What does it take to propel roughly 5,200 lbs. of Rolls-Royce from 0-60 in a mere 4.4 seconds? A 6.6-liter V12 engine with twin turbocharging and outputs of 624 hp and 590 lb.-ft. of torque, mated to an eight-speed automatic transmission from the experts at ZF. With that powertrain doing the honors, the 2014 Rolls-Royce Wraith also can reach an electronically limited top speed of 155 mph and claims the crown as the most powerful car to ever roll off the assembly line for the brand.
Of course, that isn’t just any eight-speed gearbox managing the Wraith’s power; it’s a cutting-edge unit that can access GPS data for the route ahead and prepare for the appropriate shifts in advance. Philip Harnett, a Rolls-Royce product manager, explains: “Consider piloting Wraith in its natural environment, through the twisting roads of an Alpine pass for example. While negotiating a hairpin, approaching an inviting series of bends, the car knows its location; it sees what you are seeing, but importantly is also anticipating what is to come.

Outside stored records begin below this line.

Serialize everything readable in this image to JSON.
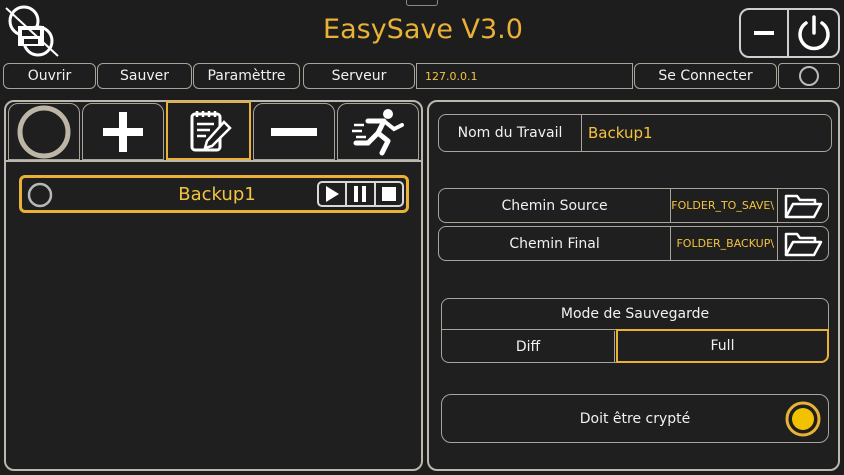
{
  "app": {
    "title": "EasySave V3.0"
  },
  "menu": {
    "open": "Ouvrir",
    "save": "Sauver",
    "settings": "Paramèttre",
    "server": "Serveur",
    "server_address": "127.0.0.1",
    "connect": "Se Connecter"
  },
  "jobs": [
    {
      "name": "Backup1"
    }
  ],
  "detail": {
    "job_name_label": "Nom du Travail",
    "job_name_value": "Backup1",
    "source_label": "Chemin Source",
    "source_value": "\\FOLDER_TO_SAVE",
    "target_label": "Chemin Final",
    "target_value": "\\FOLDER_BACKUP",
    "mode_label": "Mode de Sauvegarde",
    "mode_diff": "Diff",
    "mode_full": "Full",
    "mode_selected": "Full",
    "encrypt_label": "Doit être crypté",
    "encrypt_checked": true
  },
  "colors": {
    "accent": "#e9b236",
    "border": "#bdb8ad",
    "background": "#1d1d1d"
  }
}
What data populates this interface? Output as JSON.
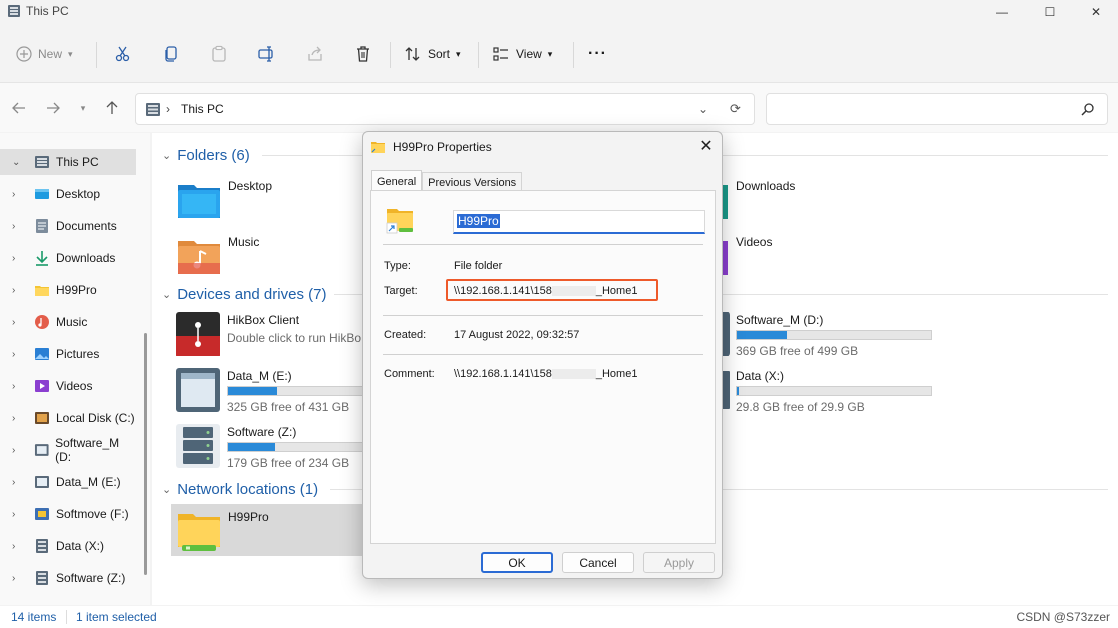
{
  "window": {
    "title": "This PC",
    "minimize_label": "—",
    "maximize_label": "☐",
    "close_label": "✕"
  },
  "commands": {
    "new_label": "New",
    "sort_label": "Sort",
    "view_label": "View",
    "more_label": "···"
  },
  "address": {
    "path": "This PC",
    "chevron": "›",
    "search_placeholder": ""
  },
  "sidebar": {
    "items": [
      {
        "label": "This PC"
      },
      {
        "label": "Desktop"
      },
      {
        "label": "Documents"
      },
      {
        "label": "Downloads"
      },
      {
        "label": "H99Pro"
      },
      {
        "label": "Music"
      },
      {
        "label": "Pictures"
      },
      {
        "label": "Videos"
      },
      {
        "label": "Local Disk (C:)"
      },
      {
        "label": "Software_M (D:"
      },
      {
        "label": "Data_M (E:)"
      },
      {
        "label": "Softmove (F:)"
      },
      {
        "label": "Data (X:)"
      },
      {
        "label": "Software (Z:)"
      }
    ]
  },
  "content": {
    "folders_header": "Folders (6)",
    "devices_header": "Devices and drives (7)",
    "network_header": "Network locations (1)",
    "folders": [
      {
        "name": "Desktop"
      },
      {
        "name": "Music"
      },
      {
        "name": "Downloads"
      },
      {
        "name": "Videos"
      }
    ],
    "devices": {
      "hikbox_name": "HikBox Client",
      "hikbox_sub": "Double click to run HikBo",
      "data_m_name": "Data_M (E:)",
      "data_m_free": "325 GB free of 431 GB",
      "data_m_used_fraction": 0.25,
      "software_z_name": "Software (Z:)",
      "software_z_free": "179 GB free of 234 GB",
      "software_z_used_fraction": 0.24,
      "software_m_name": "Software_M (D:)",
      "software_m_free": "369 GB free of 499 GB",
      "software_m_used_fraction": 0.26,
      "data_x_name": "Data (X:)",
      "data_x_free": "29.8 GB free of 29.9 GB",
      "data_x_used_fraction": 0.01
    },
    "network": {
      "name": "H99Pro"
    }
  },
  "status": {
    "items_count": "14 items",
    "selection": "1 item selected",
    "watermark": "CSDN @S73zzer"
  },
  "dialog": {
    "title": "H99Pro Properties",
    "close_label": "✕",
    "tabs": [
      {
        "label": "General"
      },
      {
        "label": "Previous Versions"
      }
    ],
    "name_value": "H99Pro",
    "type_label": "Type:",
    "type_value": "File folder",
    "target_label": "Target:",
    "target_prefix": "\\\\192.168.1.141\\158",
    "target_suffix": "_Home1",
    "created_label": "Created:",
    "created_value": "17 August 2022, 09:32:57",
    "comment_label": "Comment:",
    "comment_prefix": "\\\\192.168.1.141\\158",
    "comment_suffix": "_Home1",
    "ok_label": "OK",
    "cancel_label": "Cancel",
    "apply_label": "Apply"
  },
  "colors": {
    "accent": "#2b6bd4",
    "highlight_box": "#ee5a2a",
    "drive_fill": "#2a8ad8",
    "group_header": "#1f5fa8"
  }
}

It knows when a sweeping curve approaches and can predict how you wish to drive through it. Easing off the accelerator tells Wraith that this is no cruise on a straight country road. Rather, the driver is controlling speed to negotiate a series of bends. Instead of shifting up a gear to allow more relaxed cruising, the lower gear is held, thereby ensuring the powertrain is perfectly primed and ready to accelerate from the corner.”
With the growing popularity and cultural awareness of today’s newest exotic supercars—from the likes of Lamborghini, Ferrari and McLaren—the upper reaches of the U.S. marketplace have seen a clear shift in demand toward true high-performance entries that can top 200 mph and sprint from 0-60 in closer to 3 seconds than 4. But you aren’t going to be able to squeeze four people into a Lamborghini Aventador, and El Toro isn’t exactly known for its all-weather daily drivers. That leaves a bit of white space still available for cars like the 2014 Rolls-Royce Wraith, which should help the company stay in the black for the foreseeable future.